Connect with us

Home decor

Tour 7 New York Loft Apartments That Epitomize Downtown Cool


After touring a potential client’s penthouse loft in SoHo to discuss whether it would go on the market in late 2019, Steve Gold, celebrity real estate agent and star of Bravo’s Million Dollar Listing New York, finally got to the point. “When I left, I finally said, ‘I’m happy to sell it for you, but I’ll also buy it from you,'” he recalled.

The potential client, it turned out, was New York gallery owner Sean Kelly, who had lived in the top-floor property for more than twenty years. “My girlfriend, Luiza, and I were pregnant with our daughter, Rose, and I was living in a really cool project in Chelsea, but was thinking about getting a bigger space,” says Gold. “I see a lot of places — all the time — and this had incredible bone and proportion, and I saw the potential.” As penthouse lofts pile up, this particular property, which measures approximately 3,400 square feet, has three exposures instead of the usual two, including a nearly 50-foot wall of south-facing windows overlooking the scenic cobblestones below.

With the help of longtime friend and frequent collaborator, interior designer Samuel Amoia, the pair completely transformed the energy and flow of the expansive, well-lit space. “Steve has a very modernist aesthetic,” explains Amoia. “He wanted this to translate into space without sacrificing all the great things about having one [SoHo] attic – high ceilings, exposed beams and incredible windows.’ -David Nash


Tomei used a table to create an elegant divider between the living and dining areas of the loft. The antique marble surround of the fireplace was found at an estate sale in Amsterdam.

Photo: Gieves Anderson

Michael Tomei was beaming as he signed up for our interview from his New York City apartment. His genius for infusing modern interiors with furnishings with a rich patina is evident in his meticulously designed 2,100-square-foot two-bedroom loft that he shares with his partner, Peter, and a rescue dog named Huxley.

Renovating the space in a century-old warehouse in Manhattan’s NoHo neighborhood meant a major shift in gear for Tomei, who has come up with in-store displays and fashion shows for brands like Calvin Klein, Balenciaga, and Lanvin. Opening Michael Vincent Design in 2019 allowed him to devote his energies to salvaging old buildings and worn-out furniture, and – not to mention binge-watching BBC films from the period for inspiration. “If they have a powdered face and a wig on, or if the men are prettier than the women, I’m in,” he jokes. —Anne Quito
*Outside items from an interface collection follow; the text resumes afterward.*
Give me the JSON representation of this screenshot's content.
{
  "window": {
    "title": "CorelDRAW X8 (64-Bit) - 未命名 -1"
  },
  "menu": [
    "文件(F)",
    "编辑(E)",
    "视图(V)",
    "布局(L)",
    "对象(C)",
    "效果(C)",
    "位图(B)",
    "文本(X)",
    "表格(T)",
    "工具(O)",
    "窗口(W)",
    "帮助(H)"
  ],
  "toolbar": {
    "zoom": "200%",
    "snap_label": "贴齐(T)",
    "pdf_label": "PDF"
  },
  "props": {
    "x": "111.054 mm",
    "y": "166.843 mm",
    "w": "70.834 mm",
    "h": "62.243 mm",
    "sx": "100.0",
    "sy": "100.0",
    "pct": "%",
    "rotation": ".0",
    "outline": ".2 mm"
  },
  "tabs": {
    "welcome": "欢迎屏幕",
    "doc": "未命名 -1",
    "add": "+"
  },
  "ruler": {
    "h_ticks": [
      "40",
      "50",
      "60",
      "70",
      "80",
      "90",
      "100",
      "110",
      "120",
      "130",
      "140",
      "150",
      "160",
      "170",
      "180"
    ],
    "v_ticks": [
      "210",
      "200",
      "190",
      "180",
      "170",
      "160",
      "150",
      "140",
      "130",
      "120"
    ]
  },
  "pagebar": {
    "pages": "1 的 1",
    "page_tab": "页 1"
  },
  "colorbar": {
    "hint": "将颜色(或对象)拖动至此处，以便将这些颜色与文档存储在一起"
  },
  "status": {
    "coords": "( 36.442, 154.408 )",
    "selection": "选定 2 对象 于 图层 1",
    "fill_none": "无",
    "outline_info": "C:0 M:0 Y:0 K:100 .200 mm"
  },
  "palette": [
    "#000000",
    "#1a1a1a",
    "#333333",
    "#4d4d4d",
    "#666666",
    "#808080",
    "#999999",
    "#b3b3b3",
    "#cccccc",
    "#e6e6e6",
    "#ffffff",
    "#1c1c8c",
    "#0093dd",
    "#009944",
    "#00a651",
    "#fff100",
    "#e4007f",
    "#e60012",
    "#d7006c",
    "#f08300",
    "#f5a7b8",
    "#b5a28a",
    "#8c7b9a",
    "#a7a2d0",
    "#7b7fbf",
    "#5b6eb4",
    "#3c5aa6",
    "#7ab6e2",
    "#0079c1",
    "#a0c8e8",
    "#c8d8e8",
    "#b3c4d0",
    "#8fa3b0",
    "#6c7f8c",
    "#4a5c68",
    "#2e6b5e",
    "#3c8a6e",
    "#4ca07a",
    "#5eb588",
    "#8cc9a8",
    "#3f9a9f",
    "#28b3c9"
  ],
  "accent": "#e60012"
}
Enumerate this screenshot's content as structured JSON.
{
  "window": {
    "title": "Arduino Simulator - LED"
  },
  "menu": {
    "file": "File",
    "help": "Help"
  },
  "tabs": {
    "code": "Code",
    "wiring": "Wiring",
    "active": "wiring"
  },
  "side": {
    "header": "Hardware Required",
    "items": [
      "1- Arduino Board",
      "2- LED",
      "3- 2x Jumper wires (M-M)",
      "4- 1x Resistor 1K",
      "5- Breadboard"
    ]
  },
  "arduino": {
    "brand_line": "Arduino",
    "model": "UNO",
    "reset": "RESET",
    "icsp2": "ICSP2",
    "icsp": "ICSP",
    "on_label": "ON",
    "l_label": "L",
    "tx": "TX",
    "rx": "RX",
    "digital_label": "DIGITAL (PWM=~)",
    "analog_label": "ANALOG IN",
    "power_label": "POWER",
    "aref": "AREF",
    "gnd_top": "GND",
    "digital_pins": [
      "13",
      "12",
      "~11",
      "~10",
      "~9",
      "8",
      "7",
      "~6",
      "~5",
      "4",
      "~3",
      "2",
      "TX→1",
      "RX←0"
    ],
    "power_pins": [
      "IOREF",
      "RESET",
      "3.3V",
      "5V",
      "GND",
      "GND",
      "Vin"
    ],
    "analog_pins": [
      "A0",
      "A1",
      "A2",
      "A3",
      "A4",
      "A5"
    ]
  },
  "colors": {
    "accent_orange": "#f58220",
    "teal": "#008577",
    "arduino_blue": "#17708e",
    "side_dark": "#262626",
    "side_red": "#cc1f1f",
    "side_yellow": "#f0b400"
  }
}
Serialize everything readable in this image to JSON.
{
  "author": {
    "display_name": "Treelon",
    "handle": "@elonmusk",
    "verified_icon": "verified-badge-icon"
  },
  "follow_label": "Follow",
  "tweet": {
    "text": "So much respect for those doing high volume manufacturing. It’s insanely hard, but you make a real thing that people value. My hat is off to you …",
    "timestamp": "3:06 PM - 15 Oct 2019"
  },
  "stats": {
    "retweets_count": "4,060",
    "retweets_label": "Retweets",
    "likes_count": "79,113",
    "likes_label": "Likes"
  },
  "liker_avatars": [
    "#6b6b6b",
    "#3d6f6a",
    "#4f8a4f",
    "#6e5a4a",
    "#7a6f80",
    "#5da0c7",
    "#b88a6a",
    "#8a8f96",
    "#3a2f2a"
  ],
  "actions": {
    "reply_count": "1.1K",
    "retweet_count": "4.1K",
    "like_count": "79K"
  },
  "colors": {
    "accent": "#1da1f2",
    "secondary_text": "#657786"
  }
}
Schuster created a “raw but lofty” atmosphere. Her ability to combine vintage and contemporary furniture is evident in the house’s drawing room, which is part of an open reception area. The folding screen in the corner is an Art Deco design from the 1940s; the modern coffee table, from May Furniture, is made of wood treated to look like stone; the Jean-Michel Frank style club chairs were upholstered in a delicate floral jacquard by Pierre Frey; the alabaster sofa and daybed are by Dmitriy & Co. In the back we see a Slim Aarons photo of Mick Jagger over a Swedish Gustavian box from Laserow.

Photo: Douglas Friedman